▸ MATERIALS PROVIDED

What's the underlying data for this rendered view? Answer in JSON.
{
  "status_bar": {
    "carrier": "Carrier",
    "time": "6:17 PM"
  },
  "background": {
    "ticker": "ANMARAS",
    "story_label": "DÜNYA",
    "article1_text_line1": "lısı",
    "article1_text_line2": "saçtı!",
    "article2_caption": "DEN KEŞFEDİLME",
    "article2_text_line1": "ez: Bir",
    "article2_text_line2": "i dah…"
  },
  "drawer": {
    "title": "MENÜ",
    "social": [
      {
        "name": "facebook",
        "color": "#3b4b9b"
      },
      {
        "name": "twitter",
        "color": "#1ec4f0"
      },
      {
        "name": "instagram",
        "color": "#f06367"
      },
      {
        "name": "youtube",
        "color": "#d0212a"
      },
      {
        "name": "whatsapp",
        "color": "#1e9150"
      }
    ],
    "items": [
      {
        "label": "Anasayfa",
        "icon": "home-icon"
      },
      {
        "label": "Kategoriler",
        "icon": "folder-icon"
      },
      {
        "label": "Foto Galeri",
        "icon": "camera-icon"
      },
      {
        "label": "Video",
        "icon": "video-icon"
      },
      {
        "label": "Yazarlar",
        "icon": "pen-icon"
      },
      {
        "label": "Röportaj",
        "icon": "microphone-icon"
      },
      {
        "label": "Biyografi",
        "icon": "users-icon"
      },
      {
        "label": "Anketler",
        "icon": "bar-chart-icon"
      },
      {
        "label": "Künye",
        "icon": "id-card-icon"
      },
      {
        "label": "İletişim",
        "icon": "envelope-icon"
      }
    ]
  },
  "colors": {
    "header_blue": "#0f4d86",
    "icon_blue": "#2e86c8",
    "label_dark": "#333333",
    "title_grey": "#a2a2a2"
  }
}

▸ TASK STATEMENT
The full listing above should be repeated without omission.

▸ EXPECTED OUTPUT
What's the underlying data for this rendered view? Answer in JSON.
{
  "status_bar": {
    "carrier": "Carrier",
    "time": "6:17 PM"
  },
  "background": {
    "ticker": "ANMARAS",
    "story_label": "DÜNYA",
    "article1_text_line1": "lısı",
    "article1_text_line2": "saçtı!",
    "article2_caption": "DEN KEŞFEDİLME",
    "article2_text_line1": "ez: Bir",
    "article2_text_line2": "i dah…"
  },
  "drawer": {
    "title": "MENÜ",
    "social": [
      {
        "name": "facebook",
        "color": "#3b4b9b"
      },
      {
        "name": "twitter",
        "color": "#1ec4f0"
      },
      {
        "name": "instagram",
        "color": "#f06367"
      },
      {
        "name": "youtube",
        "color": "#d0212a"
      },
      {
        "name": "whatsapp",
        "color": "#1e9150"
      }
    ],
    "items": [
      {
        "label": "Anasayfa",
        "icon": "home-icon"
      },
      {
        "label": "Kategoriler",
        "icon": "folder-icon"
      },
      {
        "label": "Foto Galeri",
        "icon": "camera-icon"
      },
      {
        "label": "Video",
        "icon": "video-icon"
      },
      {
        "label": "Yazarlar",
        "icon": "pen-icon"
      },
      {
        "label": "Röportaj",
        "icon": "microphone-icon"
      },
      {
        "label": "Biyografi",
        "icon": "users-icon"
      },
      {
        "label": "Anketler",
        "icon": "bar-chart-icon"
      },
      {
        "label": "Künye",
        "icon": "id-card-icon"
      },
      {
        "label": "İletişim",
        "icon": "envelope-icon"
      }
    ]
  },
  "colors": {
    "header_blue": "#0f4d86",
    "icon_blue": "#2e86c8",
    "label_dark": "#333333",
    "title_grey": "#a2a2a2"
  }
}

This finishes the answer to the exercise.